I first heard of comedian/podcaster Mike Schmidt when he was interviewed by Marc Maron on the WTF podcast, and that was when I decided to try listening to Schmidt’s The 40-Year-Old Boy podcast. Schmidt’s delivery on the podcast is long-form, stream-of-consciousness, deeply infused with his own personality, and absolutely positively Not Safe For Work. An average episode might contain highs and lows that you’d never expect — some episodes make me laugh, some make me cry, and some make me so mad or so upset that I have to stop listening for a while until I decompress. But it’s basically one man talking at ridiculous speeds about his life, his job, his family, and more. And while he talks, his producer laughs off-mike in the background. It’s a very unusual dynamic.
Six months ago, in my former podcasting capacity, I recommended The 40-Year-Old Boy to our audience. But in the process of recommending it I also had to bring up some aspects of it that concerned me. I was worried that his delivery in front of one person who laughed at (almost) everything he said might give him an inaccurate view of how funny he really was. I also worried that since he spent so much time talking about (and complaining about) stuff that was going on in his personal life, that the podcast might lead to problems in his real-life relationships. Specifically, I thought that his podcasting might lead to tensions in his marriage.
When I heard that Mike was going to be bringing his one-man show to New York City, I bought tickets for me and my boyfriend. Now, my boyfriend had never even heard of this guy, much less listened to his podcast. But I thought that he would still enjoy the performance since we have a similar sense of humor. I explained that Mike was a great storyteller, that he had a fast and powerful delivery, and that he told stories about himself that ranged from upliftingly happy to tragically sad. I also told my boyfriend that he should probably use the bathroom when we got to the theater because the show was going to start at 7:30 and wasn’t going to end until 10:00. Mike has said in previous podcasts that with no time restrictions, his show has gone for as long as three hours. The only reason I knew that this show was going to end at 10:00 was because when I booked the tickets I’d looked at the theater’s website and saw that another show was booked in the same room at 10:00. More on that in a moment.

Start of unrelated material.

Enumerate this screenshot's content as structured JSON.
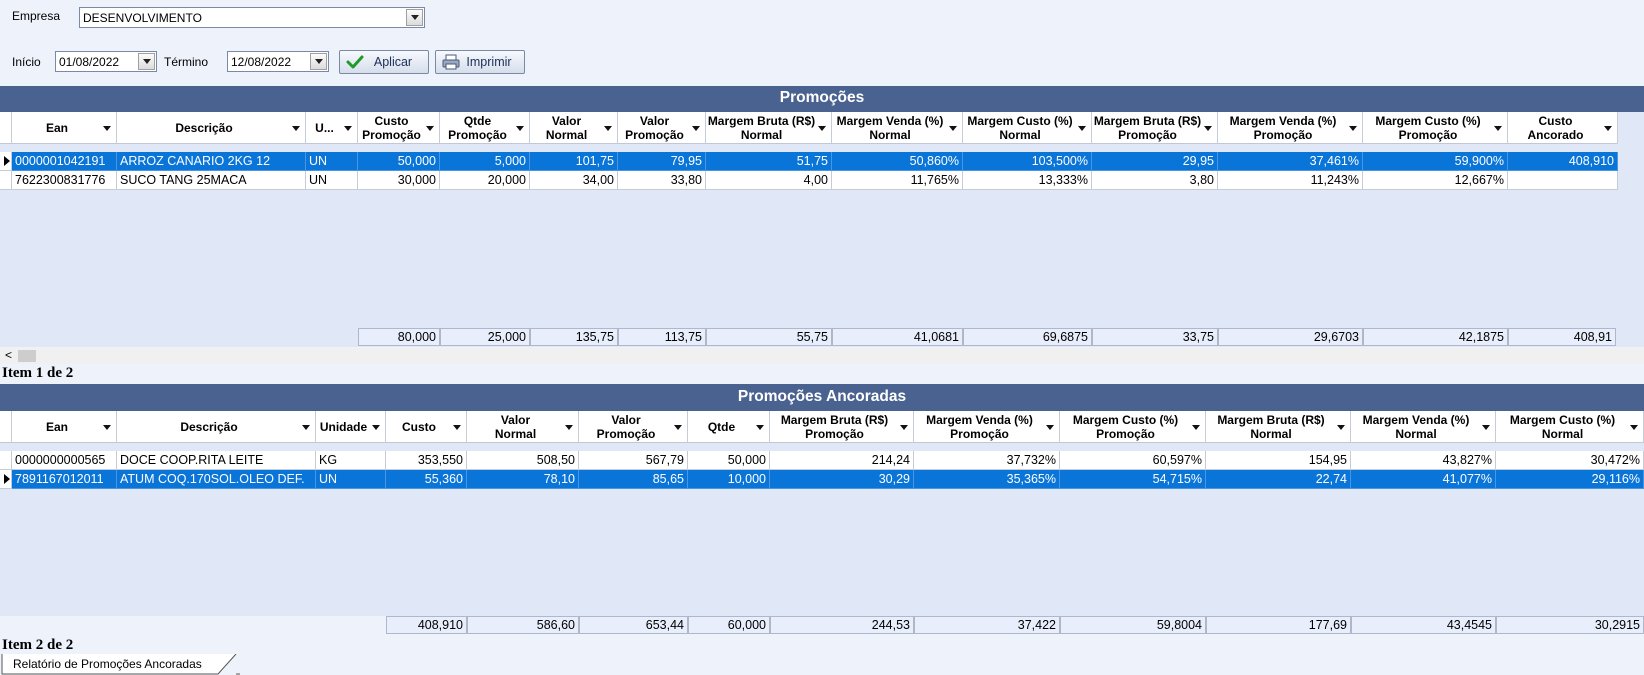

Anyway, we got there early because it was a small theater with general seating and I wanted to get a good spot — I wanted to be close enough so that we could see and hear everything, but no way in hell was I going to sit in the first row. Anyway, we got there early enough that we got great seats in the third row, but the show ended up starting late because a bunch of deadbeat audience members came in late. Grrrrrr …
So the show started, and it was a really great experience. It was even more of a roller coaster ride than the podcast, perhaps in part because this time it wasn’t just me (and Lili the producer) laughing or groaning or gasping as we reacted to his stories, but a whole room full of 40-50 people laughing or groaning or gasping along. I periodically checked to see how my boyfriend was reacting, and he was laughing and groaning in all the right places so we were definitely on the same wavelength. Mike didn’t spend as much time on the subjects he’s been discussing on the podcast recently (his weight, his wife, and his job), but spent more time talking about his childhood and his family. And Hoo-Boy, those were some amazing / funny / gutwrenching stories.
So he’s just started telling a story about his older brother. We know in our hearts that we must be in the final section of the show, because he’s been telling us that he was GOING to tell us about his older brother all along. We’re invested in this story — we’ve been following the ups and downs all along, and even though the story just started we know that it’s probably going to be a doozy.
And then the theater door opens. It’s the people for the 10:00 show who’ve been waiting impatiently to come in.
No one told Mike that there was going to be a 10:00 show in the same theater.
He still has 20 minutes left in the story.
So after a few minutes of intense friendly/hostile negotiations, they decided that he would go back to the lounge where we came in and finish the show there. We all applauded this decision, got up and walked back down the hall to the lounge area, stopping to use the restrooms and get some drinks. Mike showed up a few minutes later, we all applauded again, and then we all stood there, packed like sardines in that tiny room, and listened spellbound to the end of the story.
It was an amazing experience. I’ve never felt such strong communal ties between myself and the other members of the audience before. I think if he’d suggested we finish the show out on the sidewalk or at a bar down the street, we all would have followed him wherever he told us to go. We just HAD to hear the end of that story. We were emotionally invested in this show. We needed closure before we went back to our regular, ordinary, not-nearly-so-dramatic lives.
Anyway, go check out The 40-Year-Old Boy podcast. I’m guessing that the next episode will DEFINITELY be a doozy. And if Success is Not an Option comes to your town, DON’T miss it!